Task directions:
Report each line of the entries below that has the word "password" in it.

★ ★ ★ ★

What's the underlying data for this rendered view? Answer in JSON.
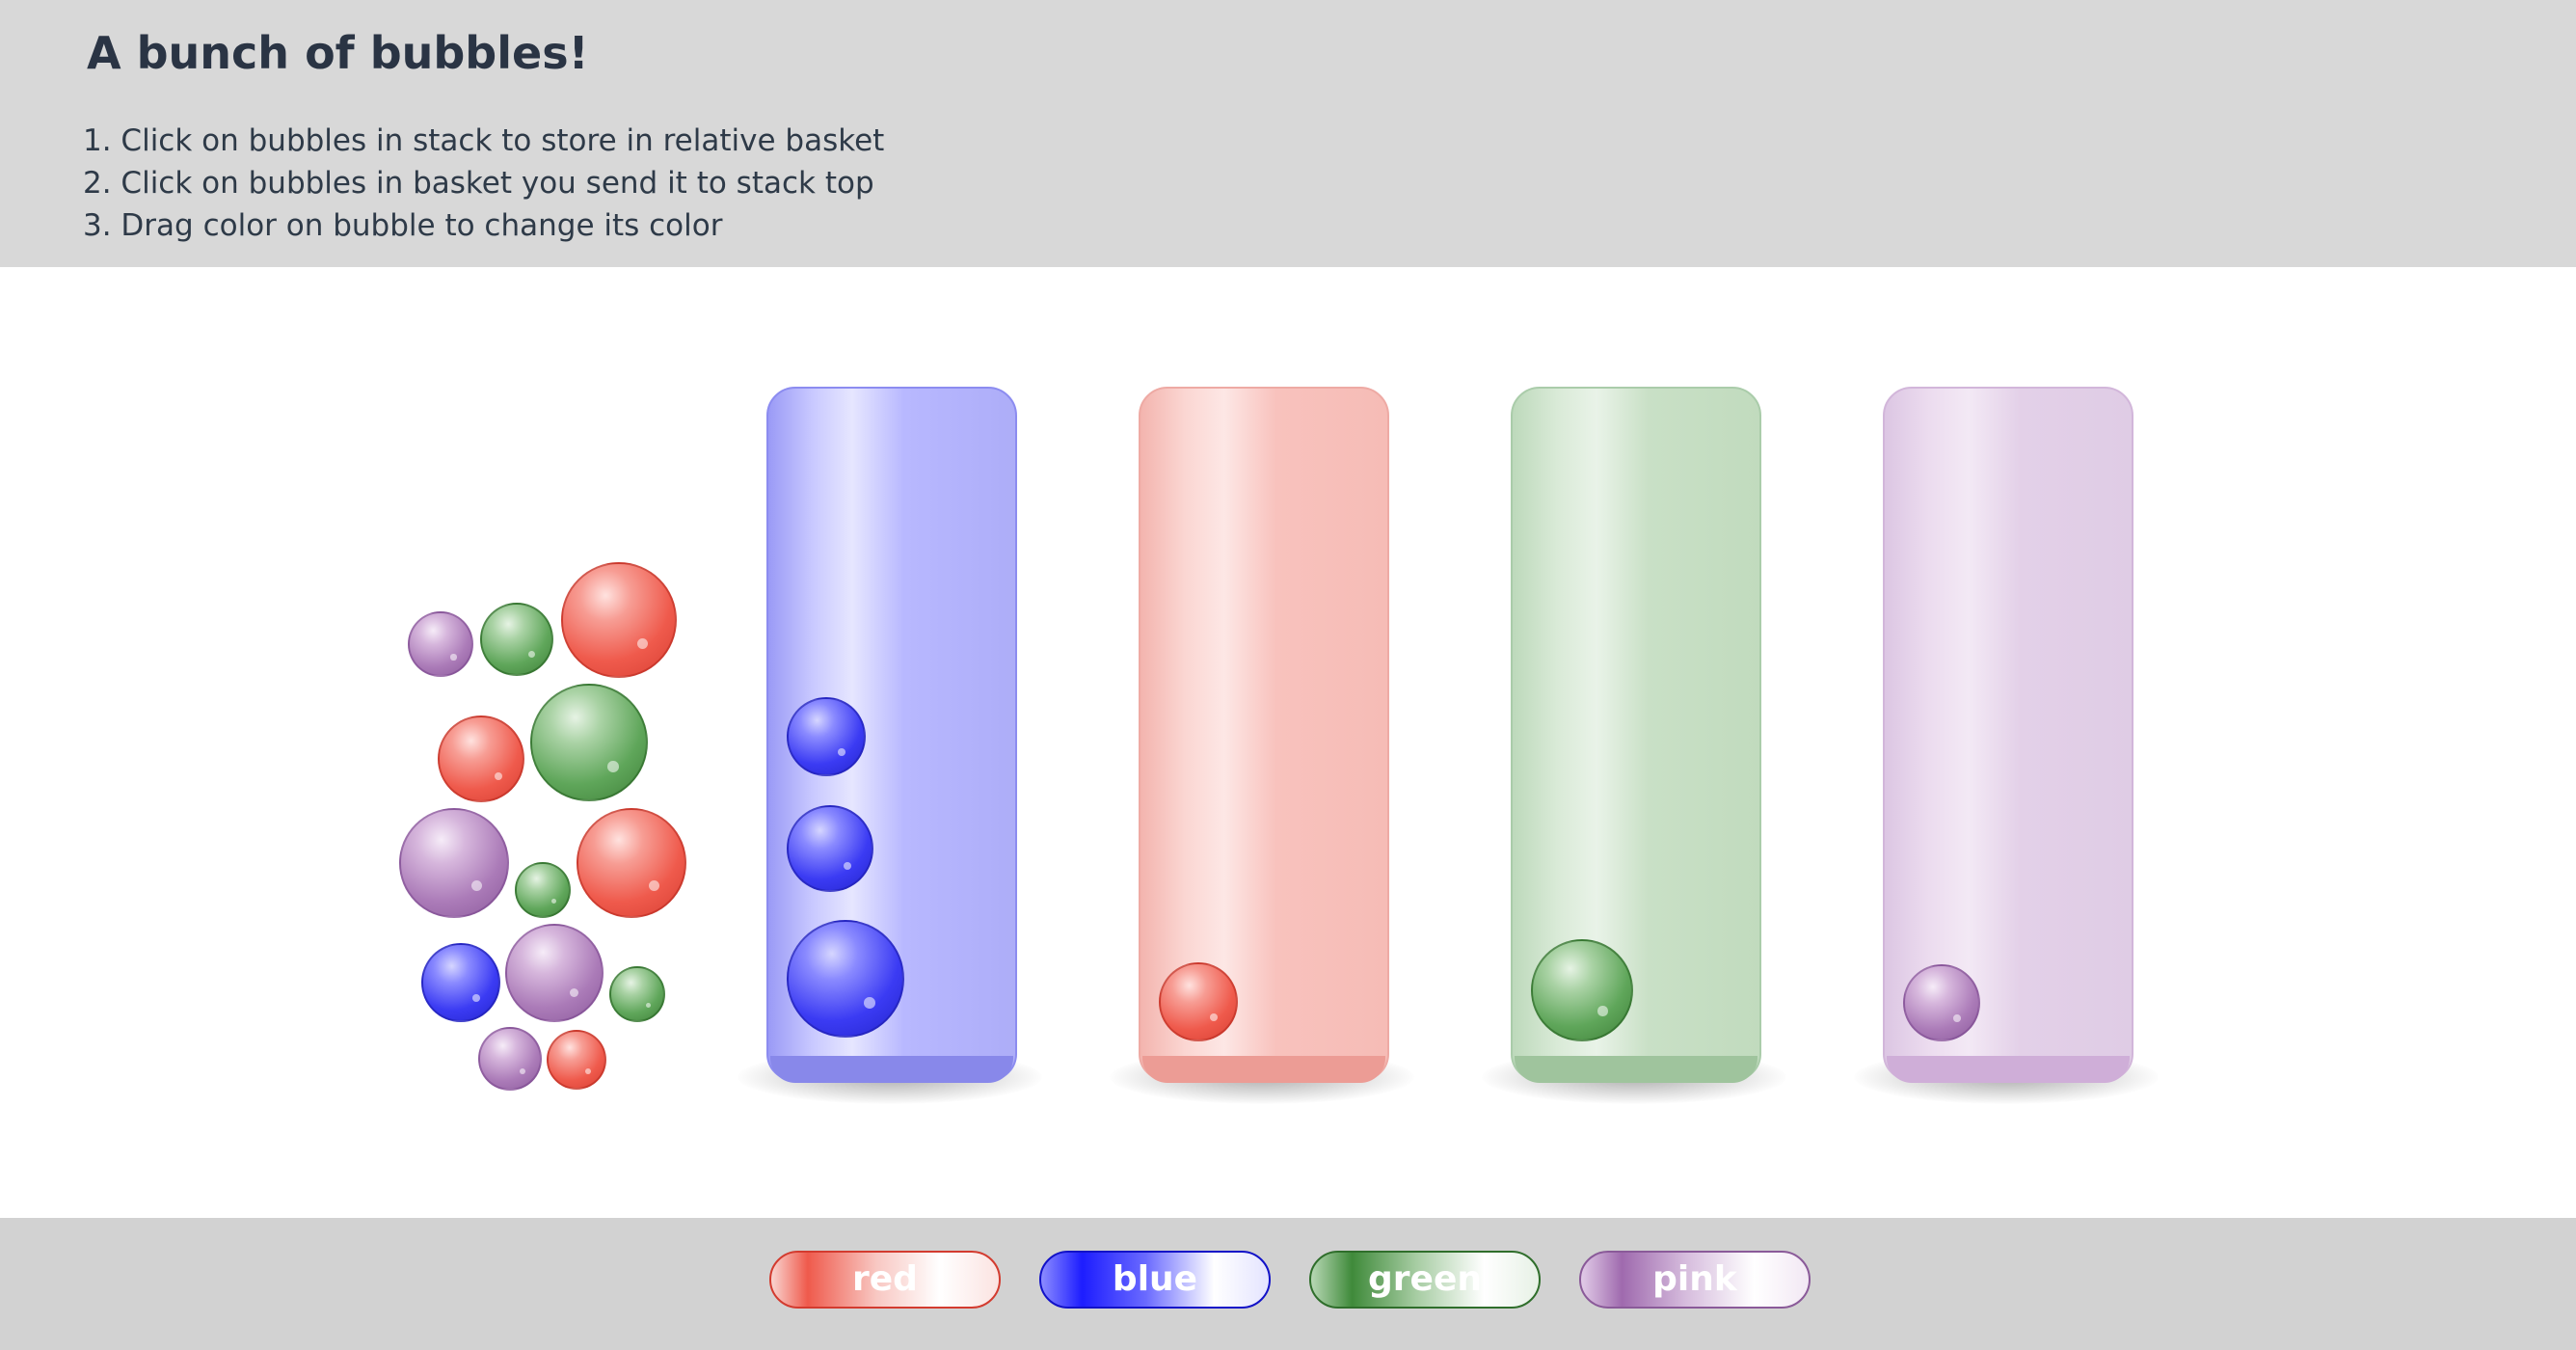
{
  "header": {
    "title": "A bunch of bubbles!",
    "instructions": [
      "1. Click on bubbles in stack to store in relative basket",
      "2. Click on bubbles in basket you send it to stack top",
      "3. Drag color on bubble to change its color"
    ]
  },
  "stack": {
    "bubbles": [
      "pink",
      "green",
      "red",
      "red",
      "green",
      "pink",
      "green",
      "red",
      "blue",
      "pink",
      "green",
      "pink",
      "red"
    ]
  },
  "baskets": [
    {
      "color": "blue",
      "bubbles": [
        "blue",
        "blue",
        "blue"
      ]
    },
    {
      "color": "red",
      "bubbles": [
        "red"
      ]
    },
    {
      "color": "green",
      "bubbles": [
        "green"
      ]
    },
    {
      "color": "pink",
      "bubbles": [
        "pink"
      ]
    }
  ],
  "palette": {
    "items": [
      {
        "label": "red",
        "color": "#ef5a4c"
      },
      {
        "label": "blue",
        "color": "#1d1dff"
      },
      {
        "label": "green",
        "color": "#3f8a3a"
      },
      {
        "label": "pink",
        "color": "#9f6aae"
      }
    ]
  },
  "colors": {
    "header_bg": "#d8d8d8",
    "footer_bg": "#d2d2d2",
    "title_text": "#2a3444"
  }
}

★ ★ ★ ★

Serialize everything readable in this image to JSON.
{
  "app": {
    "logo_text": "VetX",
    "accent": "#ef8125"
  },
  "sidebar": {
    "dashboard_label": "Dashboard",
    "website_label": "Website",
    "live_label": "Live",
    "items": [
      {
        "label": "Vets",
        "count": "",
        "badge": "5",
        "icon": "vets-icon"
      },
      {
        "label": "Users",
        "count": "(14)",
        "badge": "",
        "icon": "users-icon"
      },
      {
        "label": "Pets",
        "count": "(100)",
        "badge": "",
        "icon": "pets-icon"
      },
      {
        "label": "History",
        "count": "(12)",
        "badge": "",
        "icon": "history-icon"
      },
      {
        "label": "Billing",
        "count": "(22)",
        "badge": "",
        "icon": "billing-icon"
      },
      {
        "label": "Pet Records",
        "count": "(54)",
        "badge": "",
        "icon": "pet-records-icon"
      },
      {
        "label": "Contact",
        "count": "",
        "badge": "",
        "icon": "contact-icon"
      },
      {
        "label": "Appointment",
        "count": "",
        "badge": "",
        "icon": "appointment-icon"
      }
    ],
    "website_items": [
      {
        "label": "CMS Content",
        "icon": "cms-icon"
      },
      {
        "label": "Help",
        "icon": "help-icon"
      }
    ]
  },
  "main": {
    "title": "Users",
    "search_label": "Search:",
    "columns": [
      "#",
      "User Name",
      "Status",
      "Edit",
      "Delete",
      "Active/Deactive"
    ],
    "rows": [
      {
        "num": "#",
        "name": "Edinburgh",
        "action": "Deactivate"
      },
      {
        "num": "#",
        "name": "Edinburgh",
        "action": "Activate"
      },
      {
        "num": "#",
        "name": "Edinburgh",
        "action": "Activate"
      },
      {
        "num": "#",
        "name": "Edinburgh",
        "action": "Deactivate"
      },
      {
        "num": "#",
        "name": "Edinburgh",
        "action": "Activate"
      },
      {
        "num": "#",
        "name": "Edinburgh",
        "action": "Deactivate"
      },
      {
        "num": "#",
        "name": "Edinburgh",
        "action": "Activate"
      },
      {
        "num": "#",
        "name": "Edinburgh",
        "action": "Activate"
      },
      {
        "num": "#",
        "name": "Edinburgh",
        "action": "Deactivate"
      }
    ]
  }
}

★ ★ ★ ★

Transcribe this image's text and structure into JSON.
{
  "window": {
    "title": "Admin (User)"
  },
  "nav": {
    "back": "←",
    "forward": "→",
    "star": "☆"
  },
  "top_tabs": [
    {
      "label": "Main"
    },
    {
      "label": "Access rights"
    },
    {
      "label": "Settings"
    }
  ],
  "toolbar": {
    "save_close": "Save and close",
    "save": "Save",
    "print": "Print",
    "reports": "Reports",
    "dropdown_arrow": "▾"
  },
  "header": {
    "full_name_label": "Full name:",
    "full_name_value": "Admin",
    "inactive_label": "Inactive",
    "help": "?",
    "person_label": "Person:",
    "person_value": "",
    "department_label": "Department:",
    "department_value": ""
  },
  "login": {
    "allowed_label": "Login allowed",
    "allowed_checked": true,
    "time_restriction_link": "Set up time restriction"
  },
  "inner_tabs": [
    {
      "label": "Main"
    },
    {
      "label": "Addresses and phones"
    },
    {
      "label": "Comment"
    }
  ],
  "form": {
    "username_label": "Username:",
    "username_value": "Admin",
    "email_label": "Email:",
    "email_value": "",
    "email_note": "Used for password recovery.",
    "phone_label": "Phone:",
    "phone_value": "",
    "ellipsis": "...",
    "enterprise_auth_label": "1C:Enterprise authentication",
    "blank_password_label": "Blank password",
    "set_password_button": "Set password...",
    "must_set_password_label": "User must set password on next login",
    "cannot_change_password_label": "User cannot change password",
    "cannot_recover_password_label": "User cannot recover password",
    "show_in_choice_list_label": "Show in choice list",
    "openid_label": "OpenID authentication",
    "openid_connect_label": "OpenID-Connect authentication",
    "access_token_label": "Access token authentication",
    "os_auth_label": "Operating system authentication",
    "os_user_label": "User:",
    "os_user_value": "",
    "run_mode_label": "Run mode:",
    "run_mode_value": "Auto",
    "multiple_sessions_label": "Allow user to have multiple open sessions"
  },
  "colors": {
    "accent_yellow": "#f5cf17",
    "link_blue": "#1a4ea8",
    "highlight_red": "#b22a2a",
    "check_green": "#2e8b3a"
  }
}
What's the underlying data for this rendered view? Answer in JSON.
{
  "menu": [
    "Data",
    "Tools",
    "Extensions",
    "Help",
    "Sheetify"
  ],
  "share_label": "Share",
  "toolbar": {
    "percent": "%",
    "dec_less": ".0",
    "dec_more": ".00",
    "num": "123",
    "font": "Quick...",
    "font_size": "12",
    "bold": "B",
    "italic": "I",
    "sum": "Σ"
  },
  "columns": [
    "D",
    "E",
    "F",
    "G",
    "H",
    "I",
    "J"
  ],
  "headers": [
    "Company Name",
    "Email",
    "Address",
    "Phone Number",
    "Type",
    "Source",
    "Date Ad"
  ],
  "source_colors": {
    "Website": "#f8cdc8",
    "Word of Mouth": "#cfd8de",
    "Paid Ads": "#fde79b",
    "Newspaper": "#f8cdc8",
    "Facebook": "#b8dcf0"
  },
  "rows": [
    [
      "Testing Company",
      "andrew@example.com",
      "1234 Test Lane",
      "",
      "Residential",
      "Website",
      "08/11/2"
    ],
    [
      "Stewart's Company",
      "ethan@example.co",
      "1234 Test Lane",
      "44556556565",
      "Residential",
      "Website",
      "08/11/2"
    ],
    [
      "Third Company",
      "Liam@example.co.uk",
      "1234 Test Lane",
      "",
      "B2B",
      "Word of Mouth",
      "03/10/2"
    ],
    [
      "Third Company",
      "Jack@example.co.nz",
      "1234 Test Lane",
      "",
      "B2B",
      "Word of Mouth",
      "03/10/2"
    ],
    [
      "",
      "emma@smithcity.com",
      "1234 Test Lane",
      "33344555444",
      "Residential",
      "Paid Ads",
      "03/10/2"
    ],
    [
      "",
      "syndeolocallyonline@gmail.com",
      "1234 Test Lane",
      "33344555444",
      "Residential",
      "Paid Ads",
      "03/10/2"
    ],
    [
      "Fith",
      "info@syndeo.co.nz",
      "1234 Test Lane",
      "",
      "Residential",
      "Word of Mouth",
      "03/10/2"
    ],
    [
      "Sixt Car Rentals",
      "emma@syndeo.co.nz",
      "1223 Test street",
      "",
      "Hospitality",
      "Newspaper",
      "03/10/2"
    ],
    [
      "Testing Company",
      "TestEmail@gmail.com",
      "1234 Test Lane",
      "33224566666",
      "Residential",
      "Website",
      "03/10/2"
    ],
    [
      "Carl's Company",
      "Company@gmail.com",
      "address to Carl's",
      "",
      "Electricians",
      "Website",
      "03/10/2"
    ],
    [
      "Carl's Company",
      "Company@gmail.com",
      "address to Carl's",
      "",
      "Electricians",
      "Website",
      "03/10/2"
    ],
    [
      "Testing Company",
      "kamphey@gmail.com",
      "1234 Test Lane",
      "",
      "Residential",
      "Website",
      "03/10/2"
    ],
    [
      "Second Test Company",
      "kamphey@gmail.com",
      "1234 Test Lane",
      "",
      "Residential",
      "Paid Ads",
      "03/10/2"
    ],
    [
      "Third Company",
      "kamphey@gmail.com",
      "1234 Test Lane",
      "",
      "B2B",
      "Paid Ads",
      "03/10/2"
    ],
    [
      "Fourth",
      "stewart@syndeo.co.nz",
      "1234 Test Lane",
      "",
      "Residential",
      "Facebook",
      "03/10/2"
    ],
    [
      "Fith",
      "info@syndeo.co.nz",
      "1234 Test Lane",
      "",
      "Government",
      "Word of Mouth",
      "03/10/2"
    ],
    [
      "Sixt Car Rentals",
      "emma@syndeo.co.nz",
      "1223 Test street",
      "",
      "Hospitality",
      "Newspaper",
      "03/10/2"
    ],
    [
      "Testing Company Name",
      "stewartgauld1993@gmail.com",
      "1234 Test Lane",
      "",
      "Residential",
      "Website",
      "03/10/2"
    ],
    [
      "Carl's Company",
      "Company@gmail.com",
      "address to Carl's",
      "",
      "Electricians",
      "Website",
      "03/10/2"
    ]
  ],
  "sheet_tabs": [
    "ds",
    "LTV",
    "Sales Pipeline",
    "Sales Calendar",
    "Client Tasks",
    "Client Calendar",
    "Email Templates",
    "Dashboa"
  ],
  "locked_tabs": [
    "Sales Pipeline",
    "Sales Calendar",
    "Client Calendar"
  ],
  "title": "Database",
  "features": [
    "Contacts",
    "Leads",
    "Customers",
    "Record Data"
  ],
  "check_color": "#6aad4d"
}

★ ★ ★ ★

Answer section:
    "email_note": "Used for password recovery.",
    "blank_password_label": "Blank password",
    "set_password_button": "Set password...",
    "must_set_password_label": "User must set password on next login",
    "cannot_change_password_label": "User cannot change password",
    "cannot_recover_password_label": "User cannot recover password",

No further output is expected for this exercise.